The book consist of 5 parts, which are roughly equal to five important periods in Feynman's life. These are: 1) His early pre-university life, 2) His university life, 3) Involvement in the Manhattan project, 4) Early years as a professor, and 5) Later years as a physicist and professor. Each of these parts consist of small chapters that tell a situation (usually funny or weird) in which he got himself and his usually odd reactions in that situation.

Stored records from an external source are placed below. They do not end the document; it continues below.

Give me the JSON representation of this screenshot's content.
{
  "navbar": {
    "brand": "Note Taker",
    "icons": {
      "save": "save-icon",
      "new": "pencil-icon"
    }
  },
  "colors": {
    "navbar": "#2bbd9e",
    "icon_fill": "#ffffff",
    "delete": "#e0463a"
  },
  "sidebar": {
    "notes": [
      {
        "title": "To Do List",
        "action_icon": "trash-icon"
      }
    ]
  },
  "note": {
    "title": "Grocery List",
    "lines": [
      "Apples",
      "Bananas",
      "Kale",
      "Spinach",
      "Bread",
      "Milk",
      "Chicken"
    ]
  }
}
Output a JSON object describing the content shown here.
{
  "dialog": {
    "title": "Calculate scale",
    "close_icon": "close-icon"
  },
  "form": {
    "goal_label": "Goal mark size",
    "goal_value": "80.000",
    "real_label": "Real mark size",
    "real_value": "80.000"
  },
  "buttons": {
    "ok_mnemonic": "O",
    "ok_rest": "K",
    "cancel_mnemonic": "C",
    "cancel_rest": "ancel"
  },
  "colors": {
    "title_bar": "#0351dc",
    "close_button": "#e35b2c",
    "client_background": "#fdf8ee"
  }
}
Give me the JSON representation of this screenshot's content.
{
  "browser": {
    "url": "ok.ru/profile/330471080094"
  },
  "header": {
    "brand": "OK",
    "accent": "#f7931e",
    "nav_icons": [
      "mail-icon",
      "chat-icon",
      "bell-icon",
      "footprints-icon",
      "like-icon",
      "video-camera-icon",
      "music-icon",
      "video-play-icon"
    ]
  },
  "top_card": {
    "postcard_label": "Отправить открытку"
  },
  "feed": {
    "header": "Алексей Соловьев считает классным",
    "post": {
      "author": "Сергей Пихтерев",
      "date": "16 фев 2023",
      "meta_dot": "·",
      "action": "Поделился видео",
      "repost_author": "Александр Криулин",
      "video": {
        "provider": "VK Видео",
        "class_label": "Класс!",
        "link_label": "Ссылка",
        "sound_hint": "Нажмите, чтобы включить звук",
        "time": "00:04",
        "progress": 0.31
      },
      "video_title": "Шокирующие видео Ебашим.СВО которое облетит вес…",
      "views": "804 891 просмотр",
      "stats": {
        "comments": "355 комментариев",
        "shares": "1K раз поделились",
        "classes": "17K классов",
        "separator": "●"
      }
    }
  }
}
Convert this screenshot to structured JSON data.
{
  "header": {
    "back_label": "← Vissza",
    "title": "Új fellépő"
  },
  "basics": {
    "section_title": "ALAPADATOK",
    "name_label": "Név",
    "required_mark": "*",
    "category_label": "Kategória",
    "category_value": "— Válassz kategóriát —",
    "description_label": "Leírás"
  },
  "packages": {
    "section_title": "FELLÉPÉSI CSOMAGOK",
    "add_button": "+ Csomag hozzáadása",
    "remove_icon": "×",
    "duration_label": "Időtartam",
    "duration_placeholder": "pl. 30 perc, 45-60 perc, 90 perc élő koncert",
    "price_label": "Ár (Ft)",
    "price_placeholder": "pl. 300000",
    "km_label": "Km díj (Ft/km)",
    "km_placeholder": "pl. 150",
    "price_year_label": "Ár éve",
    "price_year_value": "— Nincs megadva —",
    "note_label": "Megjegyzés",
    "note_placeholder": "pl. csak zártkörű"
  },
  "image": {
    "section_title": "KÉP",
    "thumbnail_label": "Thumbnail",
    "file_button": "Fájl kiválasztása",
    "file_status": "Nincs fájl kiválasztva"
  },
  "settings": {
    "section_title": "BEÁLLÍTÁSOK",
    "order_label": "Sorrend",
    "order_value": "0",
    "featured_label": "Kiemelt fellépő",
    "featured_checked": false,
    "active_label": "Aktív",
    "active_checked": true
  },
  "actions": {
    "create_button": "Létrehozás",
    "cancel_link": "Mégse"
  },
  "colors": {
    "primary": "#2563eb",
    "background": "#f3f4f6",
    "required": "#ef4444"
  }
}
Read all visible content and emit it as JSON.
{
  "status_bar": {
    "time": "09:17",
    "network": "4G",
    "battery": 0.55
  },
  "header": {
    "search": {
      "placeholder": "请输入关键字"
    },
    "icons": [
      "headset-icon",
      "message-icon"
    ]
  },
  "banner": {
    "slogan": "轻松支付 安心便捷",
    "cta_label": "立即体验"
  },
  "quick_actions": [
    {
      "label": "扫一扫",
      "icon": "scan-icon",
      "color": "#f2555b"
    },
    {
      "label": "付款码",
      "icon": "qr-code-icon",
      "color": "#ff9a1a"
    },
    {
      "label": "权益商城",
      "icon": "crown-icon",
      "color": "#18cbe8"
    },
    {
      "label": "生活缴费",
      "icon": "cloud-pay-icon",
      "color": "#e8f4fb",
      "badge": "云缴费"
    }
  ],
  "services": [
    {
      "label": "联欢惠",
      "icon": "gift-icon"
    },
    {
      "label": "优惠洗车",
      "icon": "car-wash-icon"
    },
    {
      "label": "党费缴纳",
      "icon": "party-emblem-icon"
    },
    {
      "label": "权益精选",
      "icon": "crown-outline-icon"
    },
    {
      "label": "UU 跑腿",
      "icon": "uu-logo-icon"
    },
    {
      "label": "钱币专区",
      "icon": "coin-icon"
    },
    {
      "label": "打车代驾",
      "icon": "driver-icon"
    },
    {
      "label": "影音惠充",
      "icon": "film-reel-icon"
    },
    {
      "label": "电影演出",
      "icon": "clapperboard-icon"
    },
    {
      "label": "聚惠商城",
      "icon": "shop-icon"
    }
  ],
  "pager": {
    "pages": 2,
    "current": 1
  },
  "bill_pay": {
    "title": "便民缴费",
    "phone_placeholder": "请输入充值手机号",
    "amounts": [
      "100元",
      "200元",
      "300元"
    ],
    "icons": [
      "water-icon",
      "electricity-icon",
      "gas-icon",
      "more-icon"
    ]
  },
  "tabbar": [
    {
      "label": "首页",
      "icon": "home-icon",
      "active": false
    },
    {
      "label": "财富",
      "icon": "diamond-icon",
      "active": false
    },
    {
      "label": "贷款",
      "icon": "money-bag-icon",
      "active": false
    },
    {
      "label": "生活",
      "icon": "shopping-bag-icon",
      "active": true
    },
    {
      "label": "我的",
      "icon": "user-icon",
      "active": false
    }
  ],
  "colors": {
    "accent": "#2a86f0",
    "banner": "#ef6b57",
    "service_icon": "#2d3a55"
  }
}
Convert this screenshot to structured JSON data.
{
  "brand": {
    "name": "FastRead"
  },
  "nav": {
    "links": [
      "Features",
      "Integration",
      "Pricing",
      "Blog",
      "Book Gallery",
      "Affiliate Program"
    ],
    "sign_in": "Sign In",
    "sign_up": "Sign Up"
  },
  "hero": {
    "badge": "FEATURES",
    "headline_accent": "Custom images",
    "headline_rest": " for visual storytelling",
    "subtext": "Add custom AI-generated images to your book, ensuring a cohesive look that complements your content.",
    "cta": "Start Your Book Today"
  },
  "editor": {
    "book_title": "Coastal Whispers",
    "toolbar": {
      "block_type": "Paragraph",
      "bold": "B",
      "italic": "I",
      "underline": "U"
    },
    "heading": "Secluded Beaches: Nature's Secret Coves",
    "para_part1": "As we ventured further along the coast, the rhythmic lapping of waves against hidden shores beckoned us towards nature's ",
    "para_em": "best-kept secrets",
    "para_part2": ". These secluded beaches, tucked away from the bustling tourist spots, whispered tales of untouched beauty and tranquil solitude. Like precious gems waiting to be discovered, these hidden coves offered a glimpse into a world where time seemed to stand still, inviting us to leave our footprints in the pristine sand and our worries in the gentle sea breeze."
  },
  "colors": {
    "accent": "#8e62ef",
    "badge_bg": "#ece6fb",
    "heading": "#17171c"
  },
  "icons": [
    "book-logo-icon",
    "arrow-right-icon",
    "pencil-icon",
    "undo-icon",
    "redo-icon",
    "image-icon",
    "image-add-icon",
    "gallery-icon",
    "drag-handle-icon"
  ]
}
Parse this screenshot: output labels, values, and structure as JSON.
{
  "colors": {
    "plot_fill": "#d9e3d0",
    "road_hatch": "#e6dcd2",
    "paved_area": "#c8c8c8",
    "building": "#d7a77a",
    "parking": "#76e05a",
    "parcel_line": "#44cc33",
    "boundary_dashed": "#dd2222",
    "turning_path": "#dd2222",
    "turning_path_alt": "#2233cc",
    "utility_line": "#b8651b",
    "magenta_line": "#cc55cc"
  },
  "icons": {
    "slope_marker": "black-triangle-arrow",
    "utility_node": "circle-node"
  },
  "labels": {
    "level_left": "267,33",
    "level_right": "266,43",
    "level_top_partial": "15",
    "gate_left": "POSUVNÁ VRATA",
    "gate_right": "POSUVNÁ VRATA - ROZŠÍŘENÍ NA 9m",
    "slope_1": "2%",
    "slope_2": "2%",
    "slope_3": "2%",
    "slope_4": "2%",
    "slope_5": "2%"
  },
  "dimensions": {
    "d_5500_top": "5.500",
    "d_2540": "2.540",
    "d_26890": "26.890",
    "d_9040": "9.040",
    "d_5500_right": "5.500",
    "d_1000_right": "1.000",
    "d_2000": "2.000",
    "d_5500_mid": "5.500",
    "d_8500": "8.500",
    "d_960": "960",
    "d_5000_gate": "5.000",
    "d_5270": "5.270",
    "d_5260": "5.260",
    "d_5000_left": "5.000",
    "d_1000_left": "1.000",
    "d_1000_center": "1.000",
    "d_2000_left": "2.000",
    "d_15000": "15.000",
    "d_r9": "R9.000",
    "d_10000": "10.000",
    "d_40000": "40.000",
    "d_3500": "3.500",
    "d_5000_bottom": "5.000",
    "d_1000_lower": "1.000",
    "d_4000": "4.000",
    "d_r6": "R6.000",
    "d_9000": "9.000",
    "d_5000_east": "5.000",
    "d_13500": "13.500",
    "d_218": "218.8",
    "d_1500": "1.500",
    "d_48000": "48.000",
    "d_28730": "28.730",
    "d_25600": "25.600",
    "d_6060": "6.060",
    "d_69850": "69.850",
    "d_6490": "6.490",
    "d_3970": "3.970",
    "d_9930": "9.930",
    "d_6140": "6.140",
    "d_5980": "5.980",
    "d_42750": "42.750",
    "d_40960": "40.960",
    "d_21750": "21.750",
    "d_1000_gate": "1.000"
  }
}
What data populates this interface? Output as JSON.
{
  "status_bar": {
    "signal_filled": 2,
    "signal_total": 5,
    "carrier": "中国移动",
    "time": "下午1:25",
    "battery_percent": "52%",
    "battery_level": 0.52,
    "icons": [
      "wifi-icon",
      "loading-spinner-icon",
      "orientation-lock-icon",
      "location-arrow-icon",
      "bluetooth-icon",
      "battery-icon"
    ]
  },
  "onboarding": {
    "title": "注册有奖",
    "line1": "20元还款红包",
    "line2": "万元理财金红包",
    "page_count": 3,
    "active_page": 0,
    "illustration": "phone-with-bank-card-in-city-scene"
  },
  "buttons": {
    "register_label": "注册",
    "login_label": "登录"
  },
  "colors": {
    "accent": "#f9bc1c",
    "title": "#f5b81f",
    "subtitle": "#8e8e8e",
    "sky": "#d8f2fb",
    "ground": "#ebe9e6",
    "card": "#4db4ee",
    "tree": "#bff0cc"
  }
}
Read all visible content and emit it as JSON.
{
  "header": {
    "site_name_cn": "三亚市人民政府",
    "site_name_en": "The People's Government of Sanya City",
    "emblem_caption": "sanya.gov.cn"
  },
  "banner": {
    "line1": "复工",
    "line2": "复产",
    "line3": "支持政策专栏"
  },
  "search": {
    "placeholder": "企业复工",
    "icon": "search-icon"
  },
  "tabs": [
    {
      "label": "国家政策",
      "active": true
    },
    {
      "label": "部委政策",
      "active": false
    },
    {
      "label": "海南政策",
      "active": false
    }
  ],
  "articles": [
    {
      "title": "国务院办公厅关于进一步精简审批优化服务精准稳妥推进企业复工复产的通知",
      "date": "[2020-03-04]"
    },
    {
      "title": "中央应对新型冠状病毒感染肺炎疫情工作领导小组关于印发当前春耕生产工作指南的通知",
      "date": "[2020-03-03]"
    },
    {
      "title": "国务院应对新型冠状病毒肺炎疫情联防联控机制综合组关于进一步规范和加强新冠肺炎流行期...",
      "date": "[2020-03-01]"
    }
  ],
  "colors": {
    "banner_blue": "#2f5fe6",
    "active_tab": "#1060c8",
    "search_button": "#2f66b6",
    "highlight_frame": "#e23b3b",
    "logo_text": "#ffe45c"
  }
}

Throughout the book, there is this honest, smart, jokingly view on life. Feynman did experiments. Not just experiments in physics but experiments in life. He would try out things to see if he could do it or to see how people would react. That attitude of experimenting and learning always got him in weird situations and this book is full of those. Example? As a boy trying to imitate Italian (and getting away with it). Removing doors from classmates and so honestly admitting that he did it that nobody believed him (hilarious!). Pick-locking safes. Playing Brazilian instruments. Doing out to Vegas to hand out with gamblers and show women. Proof reading secondary school science books and actually reading them :)
This was one of these books which I found myself laughing out loud quite often. Many of the stories made such an impression that I went off to tell other people about it as they stuck with me (especially the genius experiment with water, a glass and a tip). Everytime when I read more of it, I got more excited about the book and I was actually very sad when I finished the book. It is a book I'll probably re-read (and enjoy as much the second time). It isn't a book about physics or about a specific topic, it is purely a book about Richard Feynman... a curious character... indeed. Five stars, recommended for people who want to read an interesting and fun book.
Dr. Feynman’s delight with life shines through everything--nothing gets him down for long. The reasons for this attitude are his ever-present compulsion to learn and discover, his urge to follow his insatiable curiosity (about everything!) wherever it might lead, his willingness to simply state whatever he thinks when asked, and his refusal to always take life so seriously. It is evident that Dr. Feynman has achieved what many can only dream of--living a meaningful and accomplished life while still being able to find absolute joy and fun in so much of how we spend that life.
It’s hard to imagine anyone that would not find this an interesting and enjoyable read. Although Dr. Feynman is a physicist, this is not a science book, and the reader really needs nothing in the way of a scientific background to fully enjoy it.
The book is divided into five parts corresponding to different parts of the author’s life. Within each part, the stories themselves are rarely more than half a dozen pages long, and none depend on the others. Although I read it cover-to-cover in order, it would be easy to open to any of the stories and read it independently. It is one of those books one could pick up when there are only a few minutes to read. But your experience may be like mine, and you may not want to put it down again!
Highly recommended for just about anyone!
I think Feynman sounds like "one hell of a great guy." He isn't a great author, but the book is immensely readable and a lot of fun. Plus, for me anyway, I learned a lot about myself. He definitely had me beat in the IQ department, but I think we had a lot in common...Namely intense curiosity from an early age. I enjoyed reading how that manifested itself in a genius.
When I finished this book, I immediately bought Feynman's "What Do You Care....", and after that "Six Not So Easy Pieces....". Think I'm finally Feynman-ed out, but I'm glad I read his books.